If only this “debate” could fall flat.
There are still people out there who believe the Earth is flat — and if a few recent news stories are any indication, they’re making a comeback.
The argument is nothing new. The theory re-emerged in the late 19th century, when truthers thought all that Earth-is-round science and whatnot was part of a conspiracy to debunk religion, according to the Pacific Standard.
We’ve reported on flat-Earth truthers more recently, and we give them the same level of credence as people who believe there are reptilian aliens living in underground networks in Montauk, New York, controlling locals’ minds.
But when TV personality Tila Tequila went on a now-infamous Twitter rant about the Earth being flat earlier this month, the headlines followed, along with more conspiracy theories.
The leading flat Earth theory holds that our planet is actually a disc and that gravity is an illusion. As The Huffington Post reported in 2012:
Earth is a disc with the Arctic Circle in the center and Antarctica, a 150-foot-tall wall of ice, around the rim. NASA employees, they say, guard this ice wall to prevent people from climbing over and falling off the disc.
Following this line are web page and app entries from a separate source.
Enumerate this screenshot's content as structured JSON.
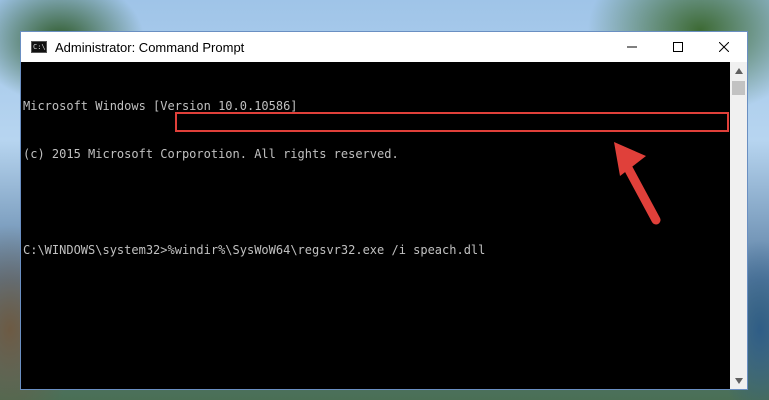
{
  "window": {
    "title": "Administrator: Command Prompt",
    "icon": "cmd-icon",
    "controls": {
      "minimize_icon": "minimize-icon",
      "maximize_icon": "maximize-icon",
      "close_icon": "close-icon"
    }
  },
  "console": {
    "lines": [
      "Microsoft Windows [Version 10.0.10586]",
      "(c) 2015 Microsoft Corporotion. All rights reserved."
    ],
    "prompt": "C:\\WINDOWS\\system32>",
    "command": "%windir%\\SysWoW64\\regsvr32.exe /i speach.dll"
  },
  "annotation": {
    "highlight_color": "#e0403a",
    "arrow_icon": "red-arrow-icon"
  }
}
Earth’s day and night cycle is explained by positing that the sun and moon are spheres measuring 32 miles that move in circles 3,000 miles above the plane of the Earth. (Stars, they say, move in a plane 3,100 miles up.) Like spotlights, these celestial spheres illuminate different portions of the planet in a 24-hour cycle. Flat-earthers believe there must also be an invisible “antimoon” that obscures the moon during lunar eclipses.